PROBLEM: The answer must be every record below, reproduced exactly.

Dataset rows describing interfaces
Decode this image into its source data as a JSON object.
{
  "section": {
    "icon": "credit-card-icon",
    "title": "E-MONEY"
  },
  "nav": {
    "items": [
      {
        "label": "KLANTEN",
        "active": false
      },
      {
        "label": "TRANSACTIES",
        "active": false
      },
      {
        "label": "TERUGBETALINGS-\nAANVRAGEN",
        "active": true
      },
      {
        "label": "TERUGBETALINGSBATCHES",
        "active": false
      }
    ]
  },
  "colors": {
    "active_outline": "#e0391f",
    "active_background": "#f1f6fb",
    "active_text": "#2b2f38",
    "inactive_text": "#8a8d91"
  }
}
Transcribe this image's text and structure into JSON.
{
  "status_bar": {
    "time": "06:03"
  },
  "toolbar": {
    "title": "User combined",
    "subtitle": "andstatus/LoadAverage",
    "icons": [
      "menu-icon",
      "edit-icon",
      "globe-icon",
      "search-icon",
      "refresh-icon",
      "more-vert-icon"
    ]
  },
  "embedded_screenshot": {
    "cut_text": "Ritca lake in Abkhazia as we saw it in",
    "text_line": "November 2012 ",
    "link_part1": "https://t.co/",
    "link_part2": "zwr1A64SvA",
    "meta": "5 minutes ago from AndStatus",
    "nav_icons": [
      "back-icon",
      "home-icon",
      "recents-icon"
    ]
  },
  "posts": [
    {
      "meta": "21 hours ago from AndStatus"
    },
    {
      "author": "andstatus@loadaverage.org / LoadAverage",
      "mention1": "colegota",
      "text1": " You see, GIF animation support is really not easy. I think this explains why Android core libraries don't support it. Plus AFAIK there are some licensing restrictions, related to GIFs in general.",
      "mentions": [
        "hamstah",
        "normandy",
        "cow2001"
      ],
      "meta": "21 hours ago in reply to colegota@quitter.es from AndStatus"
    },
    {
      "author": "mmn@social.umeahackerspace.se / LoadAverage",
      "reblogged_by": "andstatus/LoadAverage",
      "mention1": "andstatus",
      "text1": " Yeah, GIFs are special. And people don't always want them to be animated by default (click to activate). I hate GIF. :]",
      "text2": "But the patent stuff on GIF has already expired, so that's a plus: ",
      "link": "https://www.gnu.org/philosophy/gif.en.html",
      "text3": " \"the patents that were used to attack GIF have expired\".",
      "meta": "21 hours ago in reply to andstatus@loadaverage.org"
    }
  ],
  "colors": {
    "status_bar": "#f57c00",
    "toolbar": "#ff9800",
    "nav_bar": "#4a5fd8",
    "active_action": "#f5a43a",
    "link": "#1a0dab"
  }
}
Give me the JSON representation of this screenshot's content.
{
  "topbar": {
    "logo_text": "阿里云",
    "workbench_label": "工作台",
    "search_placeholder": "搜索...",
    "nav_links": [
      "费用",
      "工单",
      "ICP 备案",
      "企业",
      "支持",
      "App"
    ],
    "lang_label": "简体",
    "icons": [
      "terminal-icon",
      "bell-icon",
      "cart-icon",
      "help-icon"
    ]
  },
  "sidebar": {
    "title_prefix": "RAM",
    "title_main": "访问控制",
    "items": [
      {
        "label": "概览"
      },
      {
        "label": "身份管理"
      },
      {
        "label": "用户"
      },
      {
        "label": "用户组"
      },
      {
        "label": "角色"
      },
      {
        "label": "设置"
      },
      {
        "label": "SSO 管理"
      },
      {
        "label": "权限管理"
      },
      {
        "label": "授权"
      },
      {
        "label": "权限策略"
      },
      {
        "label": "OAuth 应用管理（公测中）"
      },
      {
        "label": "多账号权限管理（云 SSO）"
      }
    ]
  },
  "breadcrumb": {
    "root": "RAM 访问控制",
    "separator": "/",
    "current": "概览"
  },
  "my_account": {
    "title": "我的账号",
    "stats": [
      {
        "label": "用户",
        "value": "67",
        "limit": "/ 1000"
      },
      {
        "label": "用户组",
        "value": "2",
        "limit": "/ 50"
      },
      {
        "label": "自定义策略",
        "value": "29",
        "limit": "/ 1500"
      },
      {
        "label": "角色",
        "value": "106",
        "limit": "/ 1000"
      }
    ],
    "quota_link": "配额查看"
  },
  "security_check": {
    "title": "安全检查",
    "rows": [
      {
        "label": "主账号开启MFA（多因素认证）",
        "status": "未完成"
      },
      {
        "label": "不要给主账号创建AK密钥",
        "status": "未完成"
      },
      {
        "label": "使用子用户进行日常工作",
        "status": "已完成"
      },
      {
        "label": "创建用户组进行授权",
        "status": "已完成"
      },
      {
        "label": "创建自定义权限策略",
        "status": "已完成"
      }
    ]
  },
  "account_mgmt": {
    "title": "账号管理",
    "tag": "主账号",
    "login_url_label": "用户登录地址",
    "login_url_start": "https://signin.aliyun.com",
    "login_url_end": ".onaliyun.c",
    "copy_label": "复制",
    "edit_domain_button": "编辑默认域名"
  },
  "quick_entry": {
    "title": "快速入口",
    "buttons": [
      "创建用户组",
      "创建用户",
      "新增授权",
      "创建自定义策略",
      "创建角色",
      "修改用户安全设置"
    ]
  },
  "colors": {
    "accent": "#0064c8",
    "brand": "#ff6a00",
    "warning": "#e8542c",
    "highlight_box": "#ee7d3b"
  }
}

REPLY:
Decode this image into its source data as a JSON object.
{
  "section": {
    "icon": "credit-card-icon",
    "title": "E-MONEY"
  },
  "nav": {
    "items": [
      {
        "label": "KLANTEN",
        "active": false
      },
      {
        "label": "TRANSACTIES",
        "active": false
      },
      {
        "label": "TERUGBETALINGS-\nAANVRAGEN",
        "active": true
      },
      {
        "label": "TERUGBETALINGSBATCHES",
        "active": false
      }
    ]
  },
  "colors": {
    "active_outline": "#e0391f",
    "active_background": "#f1f6fb",
    "active_text": "#2b2f38",
    "inactive_text": "#8a8d91"
  }
}
Transcribe this image's text and structure into JSON.
{
  "status_bar": {
    "time": "06:03"
  },
  "toolbar": {
    "title": "User combined",
    "subtitle": "andstatus/LoadAverage",
    "icons": [
      "menu-icon",
      "edit-icon",
      "globe-icon",
      "search-icon",
      "refresh-icon",
      "more-vert-icon"
    ]
  },
  "embedded_screenshot": {
    "cut_text": "Ritca lake in Abkhazia as we saw it in",
    "text_line": "November 2012 ",
    "link_part1": "https://t.co/",
    "link_part2": "zwr1A64SvA",
    "meta": "5 minutes ago from AndStatus",
    "nav_icons": [
      "back-icon",
      "home-icon",
      "recents-icon"
    ]
  },
  "posts": [
    {
      "meta": "21 hours ago from AndStatus"
    },
    {
      "author": "andstatus@loadaverage.org / LoadAverage",
      "mention1": "colegota",
      "text1": " You see, GIF animation support is really not easy. I think this explains why Android core libraries don't support it. Plus AFAIK there are some licensing restrictions, related to GIFs in general.",
      "mentions": [
        "hamstah",
        "normandy",
        "cow2001"
      ],
      "meta": "21 hours ago in reply to colegota@quitter.es from AndStatus"
    },
    {
      "author": "mmn@social.umeahackerspace.se / LoadAverage",
      "reblogged_by": "andstatus/LoadAverage",
      "mention1": "andstatus",
      "text1": " Yeah, GIFs are special. And people don't always want them to be animated by default (click to activate). I hate GIF. :]",
      "text2": "But the patent stuff on GIF has already expired, so that's a plus: ",
      "link": "https://www.gnu.org/philosophy/gif.en.html",
      "text3": " \"the patents that were used to attack GIF have expired\".",
      "meta": "21 hours ago in reply to andstatus@loadaverage.org"
    }
  ],
  "colors": {
    "status_bar": "#f57c00",
    "toolbar": "#ff9800",
    "nav_bar": "#4a5fd8",
    "active_action": "#f5a43a",
    "link": "#1a0dab"
  }
}
Give me the JSON representation of this screenshot's content.
{
  "topbar": {
    "logo_text": "阿里云",
    "workbench_label": "工作台",
    "search_placeholder": "搜索...",
    "nav_links": [
      "费用",
      "工单",
      "ICP 备案",
      "企业",
      "支持",
      "App"
    ],
    "lang_label": "简体",
    "icons": [
      "terminal-icon",
      "bell-icon",
      "cart-icon",
      "help-icon"
    ]
  },
  "sidebar": {
    "title_prefix": "RAM",
    "title_main": "访问控制",
    "items": [
      {
        "label": "概览"
      },
      {
        "label": "身份管理"
      },
      {
        "label": "用户"
      },
      {
        "label": "用户组"
      },
      {
        "label": "角色"
      },
      {
        "label": "设置"
      },
      {
        "label": "SSO 管理"
      },
      {
        "label": "权限管理"
      },
      {
        "label": "授权"
      },
      {
        "label": "权限策略"
      },
      {
        "label": "OAuth 应用管理（公测中）"
      },
      {
        "label": "多账号权限管理（云 SSO）"
      }
    ]
  },
  "breadcrumb": {
    "root": "RAM 访问控制",
    "separator": "/",
    "current": "概览"
  },
  "my_account": {
    "title": "我的账号",
    "stats": [
      {
        "label": "用户",
        "value": "67",
        "limit": "/ 1000"
      },
      {
        "label": "用户组",
        "value": "2",
        "limit": "/ 50"
      },
      {
        "label": "自定义策略",
        "value": "29",
        "limit": "/ 1500"
      },
      {
        "label": "角色",
        "value": "106",
        "limit": "/ 1000"
      }
    ],
    "quota_link": "配额查看"
  },
  "security_check": {
    "title": "安全检查",
    "rows": [
      {
        "label": "主账号开启MFA（多因素认证）",
        "status": "未完成"
      },
      {
        "label": "不要给主账号创建AK密钥",
        "status": "未完成"
      },
      {
        "label": "使用子用户进行日常工作",
        "status": "已完成"
      },
      {
        "label": "创建用户组进行授权",
        "status": "已完成"
      },
      {
        "label": "创建自定义权限策略",
        "status": "已完成"
      }
    ]
  },
  "account_mgmt": {
    "title": "账号管理",
    "tag": "主账号",
    "login_url_label": "用户登录地址",
    "login_url_start": "https://signin.aliyun.com",
    "login_url_end": ".onaliyun.c",
    "copy_label": "复制",
    "edit_domain_button": "编辑默认域名"
  },
  "quick_entry": {
    "title": "快速入口",
    "buttons": [
      "创建用户组",
      "创建用户",
      "新增授权",
      "创建自定义策略",
      "创建角色",
      "修改用户安全设置"
    ]
  },
  "colors": {
    "accent": "#0064c8",
    "brand": "#ff6a00",
    "warning": "#e8542c",
    "highlight_box": "#ee7d3b"
  }
}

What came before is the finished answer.